The tone was set perfectly for the rest of the conference. Keynotes by our other master naval historians, Prof Eric Grove and Prof Richard Harding, also set the bar high by sharing their experiences with incorporating broad perspectives. Prof Grove regaled us with an ‘aha’ moment, which came from watching a programme on food history. This changed the way he interpreted the U-boat crisis of 1917. He advised that we can’t understand battles and war without seeing the bigger picture, such as the importance of logistics and food production.
Prof Richard Harding, our last keynote of the day, had a similar message. Maritime history is robust and diverse, and yet offers even more opportunities for research. The field is multi-functional, multi-disciplinary; it helps us to understand the global condition and organizational problems. This is especially true when maritime history connects with other approaches, such as the social sciences. He emphasised as well, that the field’s strength lies in its breadth of practitioners—both professional and amateur. Indeed, our amateur researchers are our bedrock.
The papers presented at the conference supported the points made in all three keynotes. They were wide-ranging, and all offered exciting new avenues for research. Indeed, one of the themes of the conference was the importance of reaching out, to bring together academics, independent scholars, heritage organisations, museums, and the interested public. We all need each other.
All-in-all, the feedback for the conference was very positive, and the excitement was palpable. One delegate remarked on Twitter that “I had a great day, thanks for the kick start to my MA studies. Am one of the enthusiastic amateurs mentioned in round table!” It wasn’t long before the organisers heard the comments of ‘Let’s do this again!’
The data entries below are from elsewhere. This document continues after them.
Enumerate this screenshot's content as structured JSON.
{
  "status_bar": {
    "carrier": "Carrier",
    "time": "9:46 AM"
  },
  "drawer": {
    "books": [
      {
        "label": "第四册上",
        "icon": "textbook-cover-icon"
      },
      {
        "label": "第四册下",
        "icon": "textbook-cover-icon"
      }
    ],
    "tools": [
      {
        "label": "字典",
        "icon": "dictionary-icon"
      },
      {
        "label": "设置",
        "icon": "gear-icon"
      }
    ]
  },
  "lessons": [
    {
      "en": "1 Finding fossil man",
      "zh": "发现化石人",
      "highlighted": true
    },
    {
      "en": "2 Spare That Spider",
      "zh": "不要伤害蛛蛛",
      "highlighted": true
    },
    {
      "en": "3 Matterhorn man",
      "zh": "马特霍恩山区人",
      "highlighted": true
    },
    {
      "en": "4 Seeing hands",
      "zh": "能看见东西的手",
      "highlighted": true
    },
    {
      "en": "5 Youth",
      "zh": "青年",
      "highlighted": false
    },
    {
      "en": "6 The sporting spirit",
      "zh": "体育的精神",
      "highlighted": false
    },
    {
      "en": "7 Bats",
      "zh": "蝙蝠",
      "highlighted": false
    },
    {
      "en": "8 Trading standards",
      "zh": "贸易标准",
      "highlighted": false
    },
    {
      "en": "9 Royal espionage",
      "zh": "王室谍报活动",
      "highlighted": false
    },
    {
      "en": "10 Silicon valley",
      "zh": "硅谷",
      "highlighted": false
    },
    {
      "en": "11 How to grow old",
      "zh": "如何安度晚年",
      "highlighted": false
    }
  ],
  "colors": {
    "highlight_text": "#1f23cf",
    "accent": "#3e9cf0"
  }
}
I think we all took away an appreciation for the vibrancy and positive future of maritime history. We really do have an embarrassment of riches considering the topics and methods we can choose from, and potential impact of our research. The field is in good hands.
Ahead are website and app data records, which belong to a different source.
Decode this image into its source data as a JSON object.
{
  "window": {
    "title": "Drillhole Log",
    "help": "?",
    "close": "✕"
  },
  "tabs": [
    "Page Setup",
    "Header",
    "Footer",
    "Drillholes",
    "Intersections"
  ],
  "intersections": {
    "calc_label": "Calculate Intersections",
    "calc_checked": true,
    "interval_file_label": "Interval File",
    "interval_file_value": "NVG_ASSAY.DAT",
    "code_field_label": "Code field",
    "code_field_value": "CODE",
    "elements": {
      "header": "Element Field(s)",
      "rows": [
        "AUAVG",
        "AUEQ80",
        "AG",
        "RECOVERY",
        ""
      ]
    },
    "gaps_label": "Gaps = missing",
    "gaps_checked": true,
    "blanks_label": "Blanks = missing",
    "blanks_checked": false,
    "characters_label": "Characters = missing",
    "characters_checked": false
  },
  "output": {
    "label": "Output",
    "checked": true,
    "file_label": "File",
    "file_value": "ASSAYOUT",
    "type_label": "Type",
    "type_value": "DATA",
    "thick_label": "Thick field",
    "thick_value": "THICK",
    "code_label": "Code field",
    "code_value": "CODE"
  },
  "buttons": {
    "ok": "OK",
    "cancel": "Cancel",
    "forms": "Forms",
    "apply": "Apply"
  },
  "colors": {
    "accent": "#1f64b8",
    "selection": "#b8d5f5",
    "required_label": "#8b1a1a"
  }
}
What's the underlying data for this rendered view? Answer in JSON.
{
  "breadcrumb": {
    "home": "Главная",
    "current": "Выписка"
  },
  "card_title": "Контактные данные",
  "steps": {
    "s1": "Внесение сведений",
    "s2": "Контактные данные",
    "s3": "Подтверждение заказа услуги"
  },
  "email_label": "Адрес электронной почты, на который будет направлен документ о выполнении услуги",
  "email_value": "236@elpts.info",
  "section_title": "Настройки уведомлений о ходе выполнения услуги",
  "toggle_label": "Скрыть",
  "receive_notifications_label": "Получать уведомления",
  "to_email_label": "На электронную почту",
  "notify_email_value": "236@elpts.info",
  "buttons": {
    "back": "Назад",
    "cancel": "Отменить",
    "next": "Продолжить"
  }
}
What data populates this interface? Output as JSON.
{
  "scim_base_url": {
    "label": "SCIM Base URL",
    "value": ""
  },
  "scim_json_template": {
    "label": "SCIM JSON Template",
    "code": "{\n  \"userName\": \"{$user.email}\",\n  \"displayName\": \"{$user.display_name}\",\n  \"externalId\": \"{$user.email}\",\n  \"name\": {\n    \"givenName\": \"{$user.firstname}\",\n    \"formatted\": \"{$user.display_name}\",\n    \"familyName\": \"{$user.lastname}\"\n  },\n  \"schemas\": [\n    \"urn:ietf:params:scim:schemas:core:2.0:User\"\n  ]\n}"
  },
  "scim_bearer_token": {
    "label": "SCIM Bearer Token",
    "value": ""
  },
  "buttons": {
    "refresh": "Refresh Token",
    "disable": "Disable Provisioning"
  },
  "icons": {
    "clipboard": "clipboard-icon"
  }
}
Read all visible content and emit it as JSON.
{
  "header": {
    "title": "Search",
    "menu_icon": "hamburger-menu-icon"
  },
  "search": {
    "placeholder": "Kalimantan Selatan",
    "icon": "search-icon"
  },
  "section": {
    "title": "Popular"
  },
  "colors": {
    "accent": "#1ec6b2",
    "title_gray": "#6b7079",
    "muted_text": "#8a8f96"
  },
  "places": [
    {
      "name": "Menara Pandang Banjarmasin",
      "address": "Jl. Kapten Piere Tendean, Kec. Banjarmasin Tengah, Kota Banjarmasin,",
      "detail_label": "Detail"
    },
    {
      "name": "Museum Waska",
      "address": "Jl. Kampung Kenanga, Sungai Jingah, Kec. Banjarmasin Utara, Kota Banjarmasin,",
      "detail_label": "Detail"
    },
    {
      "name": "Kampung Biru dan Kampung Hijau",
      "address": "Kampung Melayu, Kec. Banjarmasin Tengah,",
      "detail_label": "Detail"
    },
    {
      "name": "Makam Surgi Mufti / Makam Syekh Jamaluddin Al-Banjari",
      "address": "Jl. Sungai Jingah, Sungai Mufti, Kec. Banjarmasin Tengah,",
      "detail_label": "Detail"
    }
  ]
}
If you didn’t get to attend, conference organiser JD Davies has written an engaging blog at https://jddavies.com/2017/09/11/a-very-palpable-hit-the-state-of-maritime-historical-research-conference-2017/ which describes individual papers. Tweets from the conference can be viewed by searching on #MarConf17 on Twitter. The SNR is also planning on publishing many of the papers in Topmasts, which will be available open-source online. Check out their website at https://snr.org.uk/.
One last comment—but a very important one: The organisers offer their gratitude to the University of Greenwich for hosting the conference, as well as to the Events team for all their help in set-up, registration, catering, and taking care of the delegates. We couldn’t have done it without you.